◆ **WHAT IS REQUIRED**
Answer with one number only, the count of lines in the material below that hold "Excel".

*** DATA TO USE

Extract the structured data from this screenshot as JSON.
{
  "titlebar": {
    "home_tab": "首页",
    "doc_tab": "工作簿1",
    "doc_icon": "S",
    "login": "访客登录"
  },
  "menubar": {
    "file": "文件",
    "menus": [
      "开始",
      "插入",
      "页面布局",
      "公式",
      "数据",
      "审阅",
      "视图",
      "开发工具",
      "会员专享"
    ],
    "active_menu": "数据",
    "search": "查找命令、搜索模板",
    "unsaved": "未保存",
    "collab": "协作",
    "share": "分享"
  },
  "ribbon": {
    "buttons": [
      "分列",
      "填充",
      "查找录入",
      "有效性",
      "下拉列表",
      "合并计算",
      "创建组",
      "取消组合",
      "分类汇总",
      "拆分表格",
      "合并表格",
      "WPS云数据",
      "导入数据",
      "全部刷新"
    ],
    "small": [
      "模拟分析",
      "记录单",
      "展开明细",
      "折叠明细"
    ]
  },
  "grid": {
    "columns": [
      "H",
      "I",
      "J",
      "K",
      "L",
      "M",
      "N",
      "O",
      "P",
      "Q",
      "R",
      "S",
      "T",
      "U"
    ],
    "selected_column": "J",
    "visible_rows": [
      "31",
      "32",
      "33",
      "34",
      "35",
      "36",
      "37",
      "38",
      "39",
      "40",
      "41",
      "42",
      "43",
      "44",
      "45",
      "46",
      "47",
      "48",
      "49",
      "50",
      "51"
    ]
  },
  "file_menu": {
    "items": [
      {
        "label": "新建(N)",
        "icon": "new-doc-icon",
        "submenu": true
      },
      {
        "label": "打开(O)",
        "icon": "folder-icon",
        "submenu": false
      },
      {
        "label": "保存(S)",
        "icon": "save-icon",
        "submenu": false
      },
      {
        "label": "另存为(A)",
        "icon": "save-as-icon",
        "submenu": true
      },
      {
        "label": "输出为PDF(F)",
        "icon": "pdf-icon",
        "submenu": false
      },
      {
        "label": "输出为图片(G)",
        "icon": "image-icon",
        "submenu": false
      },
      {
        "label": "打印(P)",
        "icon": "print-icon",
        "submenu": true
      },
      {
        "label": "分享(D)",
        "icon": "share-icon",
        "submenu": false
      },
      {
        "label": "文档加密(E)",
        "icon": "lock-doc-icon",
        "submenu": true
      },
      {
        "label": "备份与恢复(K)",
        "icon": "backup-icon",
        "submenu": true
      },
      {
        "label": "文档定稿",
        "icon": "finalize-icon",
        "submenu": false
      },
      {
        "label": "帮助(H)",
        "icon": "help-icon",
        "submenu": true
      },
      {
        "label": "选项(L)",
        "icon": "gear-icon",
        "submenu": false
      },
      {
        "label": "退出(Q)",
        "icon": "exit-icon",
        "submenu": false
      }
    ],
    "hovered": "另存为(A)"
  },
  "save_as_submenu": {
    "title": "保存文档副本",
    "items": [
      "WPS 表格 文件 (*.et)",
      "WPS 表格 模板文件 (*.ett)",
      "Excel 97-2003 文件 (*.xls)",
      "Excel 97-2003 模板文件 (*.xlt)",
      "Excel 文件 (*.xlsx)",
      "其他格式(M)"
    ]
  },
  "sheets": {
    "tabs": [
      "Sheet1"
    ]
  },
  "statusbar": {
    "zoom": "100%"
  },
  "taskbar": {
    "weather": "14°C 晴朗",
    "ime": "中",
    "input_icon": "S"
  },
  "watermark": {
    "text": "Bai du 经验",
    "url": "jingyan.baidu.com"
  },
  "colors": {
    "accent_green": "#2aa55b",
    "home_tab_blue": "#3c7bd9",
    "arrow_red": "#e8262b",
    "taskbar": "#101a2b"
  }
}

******

◆ **RESPONSE BOX**
3